Facebook plans suite of standalone mobile apps for 2014” via The Verge

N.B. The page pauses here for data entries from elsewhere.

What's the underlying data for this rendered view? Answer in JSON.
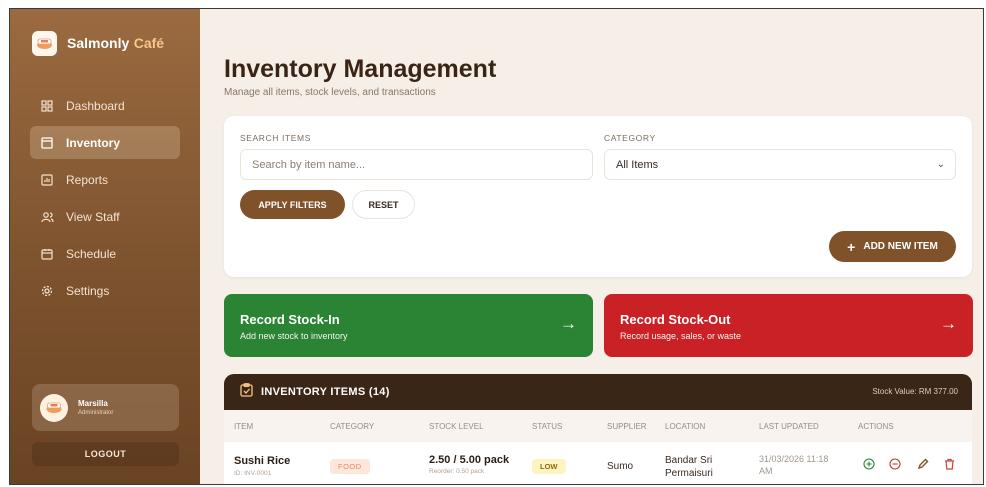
{
  "brand": {
    "name": "Salmonly",
    "accent": "Café"
  },
  "sidebar": {
    "items": [
      {
        "label": "Dashboard",
        "icon": "dashboard-icon"
      },
      {
        "label": "Inventory",
        "icon": "inventory-icon",
        "active": true
      },
      {
        "label": "Reports",
        "icon": "reports-icon"
      },
      {
        "label": "View Staff",
        "icon": "staff-icon"
      },
      {
        "label": "Schedule",
        "icon": "calendar-icon"
      },
      {
        "label": "Settings",
        "icon": "gear-icon"
      }
    ],
    "user": {
      "name": "Marsilla",
      "role": "Administrator"
    },
    "logout_label": "LOGOUT"
  },
  "page": {
    "title": "Inventory Management",
    "subtitle": "Manage all items, stock levels, and transactions"
  },
  "filters": {
    "search_label": "SEARCH ITEMS",
    "search_placeholder": "Search by item name...",
    "category_label": "CATEGORY",
    "category_value": "All Items",
    "apply_label": "APPLY FILTERS",
    "reset_label": "RESET",
    "add_label": "ADD NEW ITEM"
  },
  "stock_actions": {
    "in": {
      "title": "Record Stock-In",
      "subtitle": "Add new stock to inventory"
    },
    "out": {
      "title": "Record Stock-Out",
      "subtitle": "Record usage, sales, or waste"
    }
  },
  "table": {
    "title": "INVENTORY ITEMS (14)",
    "stock_value": "Stock Value: RM 377.00",
    "columns": [
      "ITEM",
      "CATEGORY",
      "STOCK LEVEL",
      "STATUS",
      "SUPPLIER",
      "LOCATION",
      "LAST UPDATED",
      "ACTIONS"
    ],
    "rows": [
      {
        "name": "Sushi Rice",
        "id": "ID: INV-0001",
        "category": "FOOD",
        "stock": "2.50 / 5.00 pack",
        "reorder": "Reorder: 0.50 pack",
        "status": "LOW",
        "supplier": "Sumo",
        "location_line1": "Bandar Sri",
        "location_line2": "Permaisuri",
        "updated_line1": "31/03/2026 11:18",
        "updated_line2": "AM"
      }
    ]
  },
  "colors": {
    "brown": "#80522a",
    "dark_brown": "#3a2616",
    "green": "#2b8434",
    "red": "#c92125"
  }
}
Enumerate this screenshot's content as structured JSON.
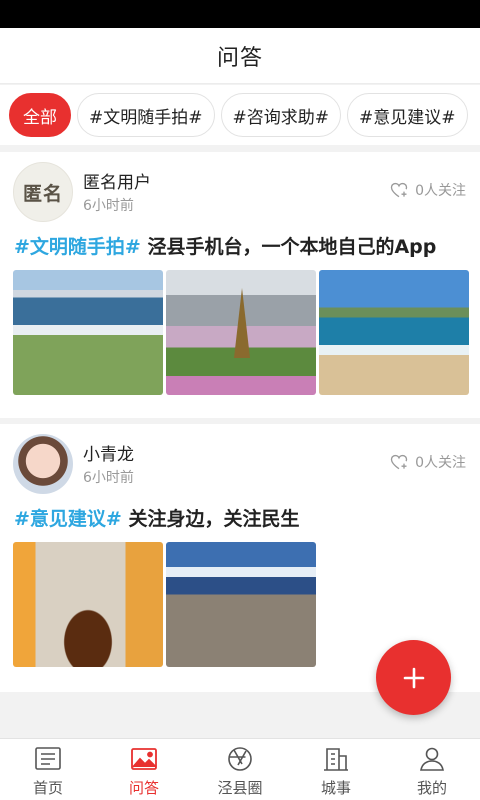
{
  "header": {
    "title": "问答"
  },
  "tags": [
    {
      "label": "全部",
      "active": true
    },
    {
      "label": "#文明随手拍#"
    },
    {
      "label": "#咨询求助#"
    },
    {
      "label": "#意见建议#"
    }
  ],
  "posts": [
    {
      "avatar_text": "匿名",
      "user": "匿名用户",
      "time": "6小时前",
      "followers": "0人关注",
      "hashtag": "#文明随手拍#",
      "text": " 泾县手机台，一个本地自己的App",
      "photos": [
        "coast-photo",
        "paris-photo",
        "beach-photo"
      ]
    },
    {
      "user": "小青龙",
      "time": "6小时前",
      "followers": "0人关注",
      "hashtag": "#意见建议#",
      "text": " 关注身边，关注民生",
      "photos": [
        "coffee-photo",
        "skull-photo"
      ]
    }
  ],
  "tabbar": {
    "items": [
      {
        "label": "首页",
        "icon": "news-icon"
      },
      {
        "label": "问答",
        "icon": "image-icon",
        "active": true
      },
      {
        "label": "泾县圈",
        "icon": "aperture-icon"
      },
      {
        "label": "城事",
        "icon": "building-icon"
      },
      {
        "label": "我的",
        "icon": "person-icon"
      }
    ]
  },
  "colors": {
    "accent": "#e8302f",
    "hashtag": "#2ea7e0",
    "muted": "#999999"
  }
}
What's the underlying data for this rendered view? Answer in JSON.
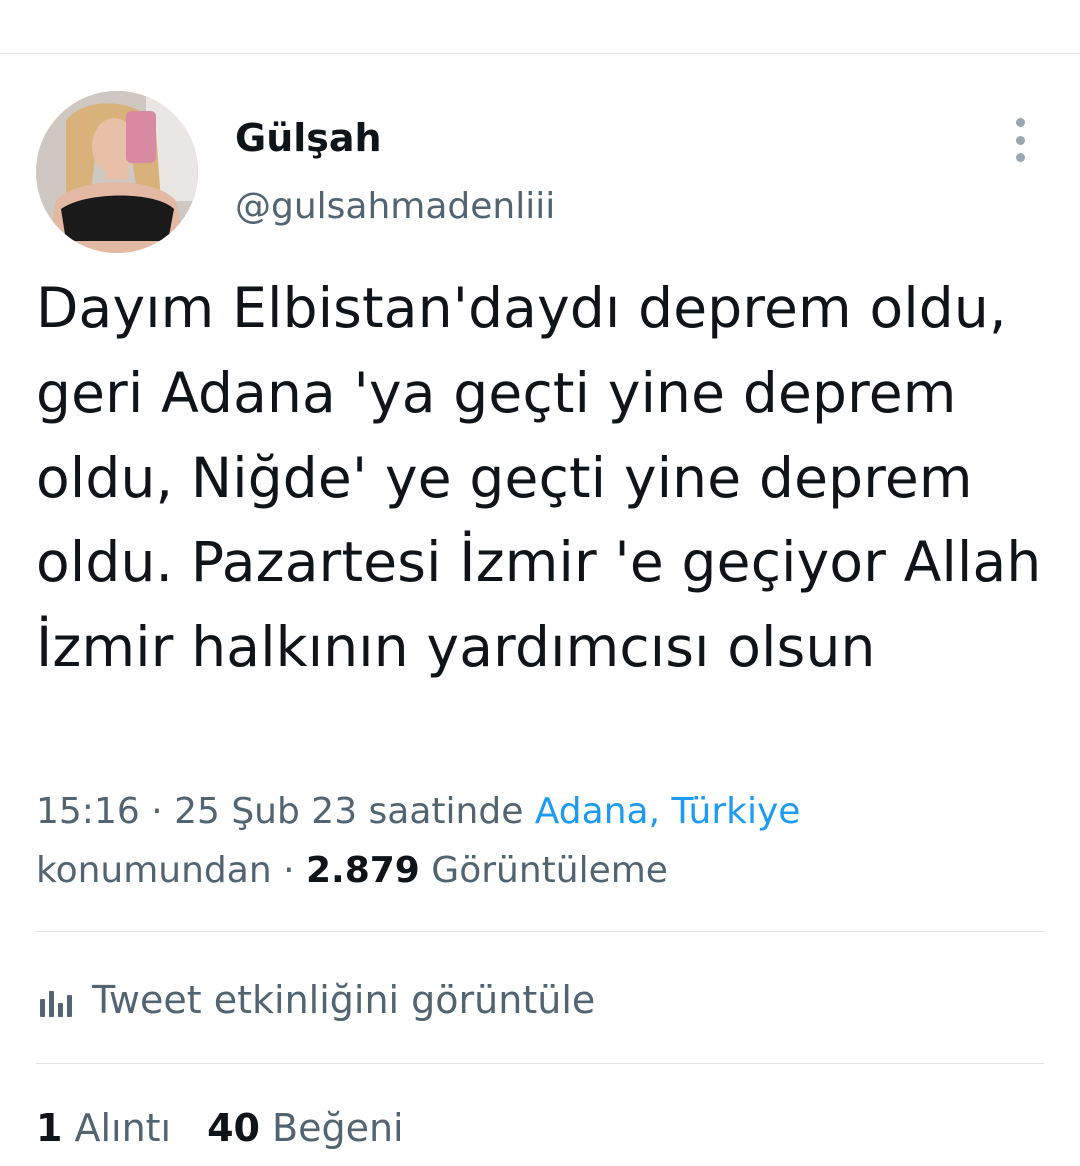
{
  "user": {
    "display_name": "Gülşah",
    "handle": "@gulsahmadenliii"
  },
  "tweet": {
    "text": "Dayım Elbistan'daydı deprem oldu, geri Adana 'ya geçti yine deprem oldu, Niğde' ye geçti yine deprem oldu. Pazartesi İzmir 'e geçiyor Allah İzmir halkının yardımcısı olsun",
    "time_prefix": "15:16 · 25 Şub 23 saatinde ",
    "location": "Adana, Türkiye",
    "location_suffix": " konumundan · ",
    "views_count": "2.879",
    "views_label": " Görüntüleme"
  },
  "activity": {
    "label": "Tweet etkinliğini görüntüle"
  },
  "stats": {
    "quotes_count": "1",
    "quotes_label": "Alıntı",
    "likes_count": "40",
    "likes_label": "Beğeni"
  },
  "icons": {
    "more": "more-vertical-icon",
    "activity": "bar-chart-icon"
  },
  "colors": {
    "accent": "#1d9bf0",
    "secondary_text": "#536471",
    "primary_text": "#0f1419",
    "divider": "#e3e6e8"
  }
}
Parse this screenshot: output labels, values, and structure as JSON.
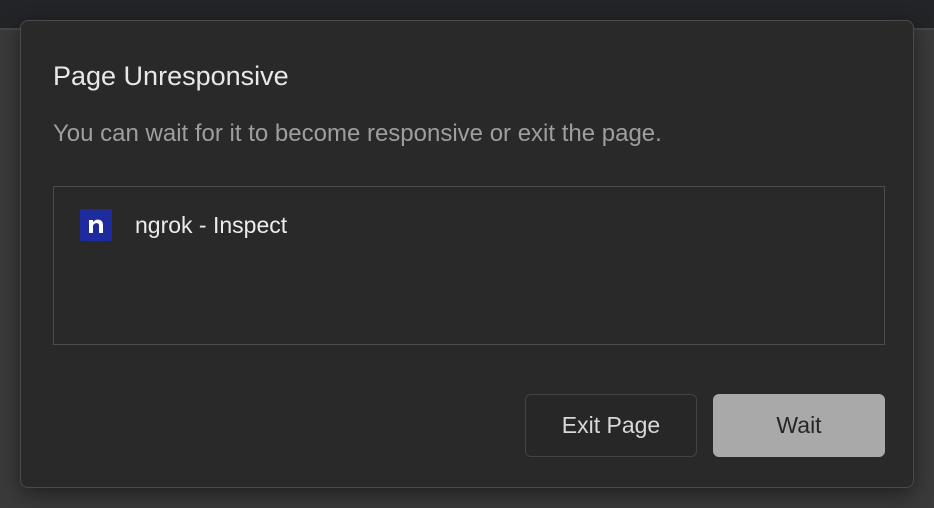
{
  "dialog": {
    "title": "Page Unresponsive",
    "message": "You can wait for it to become responsive or exit the page."
  },
  "pages": [
    {
      "title": "ngrok - Inspect",
      "favicon_icon": "ngrok-n-icon",
      "favicon_color": "#1e2b9e"
    }
  ],
  "buttons": {
    "exit_label": "Exit Page",
    "wait_label": "Wait"
  },
  "colors": {
    "dialog_bg": "#292929",
    "primary_button_bg": "#a9a9a9"
  }
}
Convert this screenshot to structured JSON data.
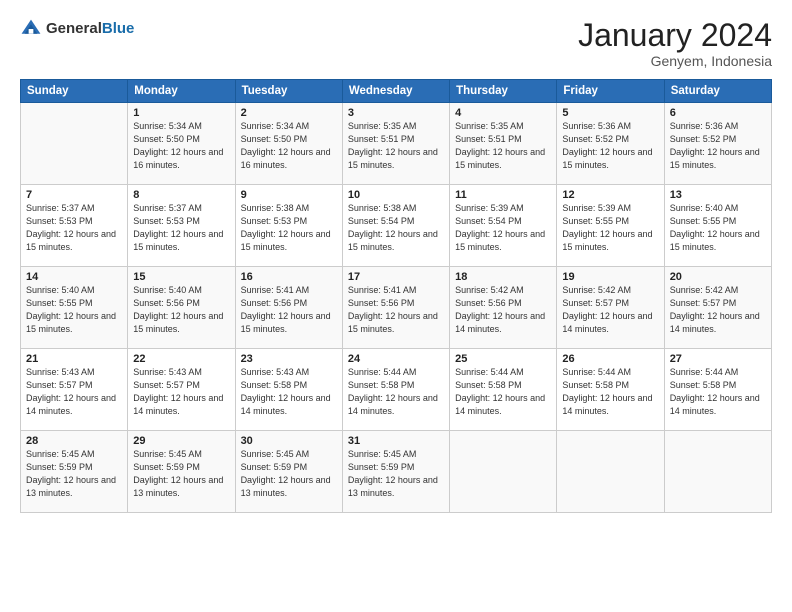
{
  "logo": {
    "general": "General",
    "blue": "Blue"
  },
  "header": {
    "month": "January 2024",
    "location": "Genyem, Indonesia"
  },
  "weekdays": [
    "Sunday",
    "Monday",
    "Tuesday",
    "Wednesday",
    "Thursday",
    "Friday",
    "Saturday"
  ],
  "weeks": [
    [
      {
        "day": "",
        "sunrise": "",
        "sunset": "",
        "daylight": ""
      },
      {
        "day": "1",
        "sunrise": "Sunrise: 5:34 AM",
        "sunset": "Sunset: 5:50 PM",
        "daylight": "Daylight: 12 hours and 16 minutes."
      },
      {
        "day": "2",
        "sunrise": "Sunrise: 5:34 AM",
        "sunset": "Sunset: 5:50 PM",
        "daylight": "Daylight: 12 hours and 16 minutes."
      },
      {
        "day": "3",
        "sunrise": "Sunrise: 5:35 AM",
        "sunset": "Sunset: 5:51 PM",
        "daylight": "Daylight: 12 hours and 15 minutes."
      },
      {
        "day": "4",
        "sunrise": "Sunrise: 5:35 AM",
        "sunset": "Sunset: 5:51 PM",
        "daylight": "Daylight: 12 hours and 15 minutes."
      },
      {
        "day": "5",
        "sunrise": "Sunrise: 5:36 AM",
        "sunset": "Sunset: 5:52 PM",
        "daylight": "Daylight: 12 hours and 15 minutes."
      },
      {
        "day": "6",
        "sunrise": "Sunrise: 5:36 AM",
        "sunset": "Sunset: 5:52 PM",
        "daylight": "Daylight: 12 hours and 15 minutes."
      }
    ],
    [
      {
        "day": "7",
        "sunrise": "Sunrise: 5:37 AM",
        "sunset": "Sunset: 5:53 PM",
        "daylight": "Daylight: 12 hours and 15 minutes."
      },
      {
        "day": "8",
        "sunrise": "Sunrise: 5:37 AM",
        "sunset": "Sunset: 5:53 PM",
        "daylight": "Daylight: 12 hours and 15 minutes."
      },
      {
        "day": "9",
        "sunrise": "Sunrise: 5:38 AM",
        "sunset": "Sunset: 5:53 PM",
        "daylight": "Daylight: 12 hours and 15 minutes."
      },
      {
        "day": "10",
        "sunrise": "Sunrise: 5:38 AM",
        "sunset": "Sunset: 5:54 PM",
        "daylight": "Daylight: 12 hours and 15 minutes."
      },
      {
        "day": "11",
        "sunrise": "Sunrise: 5:39 AM",
        "sunset": "Sunset: 5:54 PM",
        "daylight": "Daylight: 12 hours and 15 minutes."
      },
      {
        "day": "12",
        "sunrise": "Sunrise: 5:39 AM",
        "sunset": "Sunset: 5:55 PM",
        "daylight": "Daylight: 12 hours and 15 minutes."
      },
      {
        "day": "13",
        "sunrise": "Sunrise: 5:40 AM",
        "sunset": "Sunset: 5:55 PM",
        "daylight": "Daylight: 12 hours and 15 minutes."
      }
    ],
    [
      {
        "day": "14",
        "sunrise": "Sunrise: 5:40 AM",
        "sunset": "Sunset: 5:55 PM",
        "daylight": "Daylight: 12 hours and 15 minutes."
      },
      {
        "day": "15",
        "sunrise": "Sunrise: 5:40 AM",
        "sunset": "Sunset: 5:56 PM",
        "daylight": "Daylight: 12 hours and 15 minutes."
      },
      {
        "day": "16",
        "sunrise": "Sunrise: 5:41 AM",
        "sunset": "Sunset: 5:56 PM",
        "daylight": "Daylight: 12 hours and 15 minutes."
      },
      {
        "day": "17",
        "sunrise": "Sunrise: 5:41 AM",
        "sunset": "Sunset: 5:56 PM",
        "daylight": "Daylight: 12 hours and 15 minutes."
      },
      {
        "day": "18",
        "sunrise": "Sunrise: 5:42 AM",
        "sunset": "Sunset: 5:56 PM",
        "daylight": "Daylight: 12 hours and 14 minutes."
      },
      {
        "day": "19",
        "sunrise": "Sunrise: 5:42 AM",
        "sunset": "Sunset: 5:57 PM",
        "daylight": "Daylight: 12 hours and 14 minutes."
      },
      {
        "day": "20",
        "sunrise": "Sunrise: 5:42 AM",
        "sunset": "Sunset: 5:57 PM",
        "daylight": "Daylight: 12 hours and 14 minutes."
      }
    ],
    [
      {
        "day": "21",
        "sunrise": "Sunrise: 5:43 AM",
        "sunset": "Sunset: 5:57 PM",
        "daylight": "Daylight: 12 hours and 14 minutes."
      },
      {
        "day": "22",
        "sunrise": "Sunrise: 5:43 AM",
        "sunset": "Sunset: 5:57 PM",
        "daylight": "Daylight: 12 hours and 14 minutes."
      },
      {
        "day": "23",
        "sunrise": "Sunrise: 5:43 AM",
        "sunset": "Sunset: 5:58 PM",
        "daylight": "Daylight: 12 hours and 14 minutes."
      },
      {
        "day": "24",
        "sunrise": "Sunrise: 5:44 AM",
        "sunset": "Sunset: 5:58 PM",
        "daylight": "Daylight: 12 hours and 14 minutes."
      },
      {
        "day": "25",
        "sunrise": "Sunrise: 5:44 AM",
        "sunset": "Sunset: 5:58 PM",
        "daylight": "Daylight: 12 hours and 14 minutes."
      },
      {
        "day": "26",
        "sunrise": "Sunrise: 5:44 AM",
        "sunset": "Sunset: 5:58 PM",
        "daylight": "Daylight: 12 hours and 14 minutes."
      },
      {
        "day": "27",
        "sunrise": "Sunrise: 5:44 AM",
        "sunset": "Sunset: 5:58 PM",
        "daylight": "Daylight: 12 hours and 14 minutes."
      }
    ],
    [
      {
        "day": "28",
        "sunrise": "Sunrise: 5:45 AM",
        "sunset": "Sunset: 5:59 PM",
        "daylight": "Daylight: 12 hours and 13 minutes."
      },
      {
        "day": "29",
        "sunrise": "Sunrise: 5:45 AM",
        "sunset": "Sunset: 5:59 PM",
        "daylight": "Daylight: 12 hours and 13 minutes."
      },
      {
        "day": "30",
        "sunrise": "Sunrise: 5:45 AM",
        "sunset": "Sunset: 5:59 PM",
        "daylight": "Daylight: 12 hours and 13 minutes."
      },
      {
        "day": "31",
        "sunrise": "Sunrise: 5:45 AM",
        "sunset": "Sunset: 5:59 PM",
        "daylight": "Daylight: 12 hours and 13 minutes."
      },
      {
        "day": "",
        "sunrise": "",
        "sunset": "",
        "daylight": ""
      },
      {
        "day": "",
        "sunrise": "",
        "sunset": "",
        "daylight": ""
      },
      {
        "day": "",
        "sunrise": "",
        "sunset": "",
        "daylight": ""
      }
    ]
  ]
}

“Calendar could be another opportunity for Facebook to embed itself into its users’ lives. Facebook Events are perhaps the most popular way to send out birthday party invites — yet Facebook has largely ignored its potential. All the while, free apps like Sunrise tastefully bundle Facebook events into your Google or iCloud calendar. A Facebook Calendar app, like the new Messenger, would have to be the best calendar app — not the best Facebook Calendar app — which means no spammy “Sponsored Events” or suggested parties. The app could plug into Google Calendar, like Fantastical or Sunrise, but provide the best Facebook Events experience, since that’s what people are using to track of events they’re attending. It’s also worth noting that Facebook is still the place most people check to keep up on birthdays — a sorely undervalued and essential functionality that Sunrise duly steals.”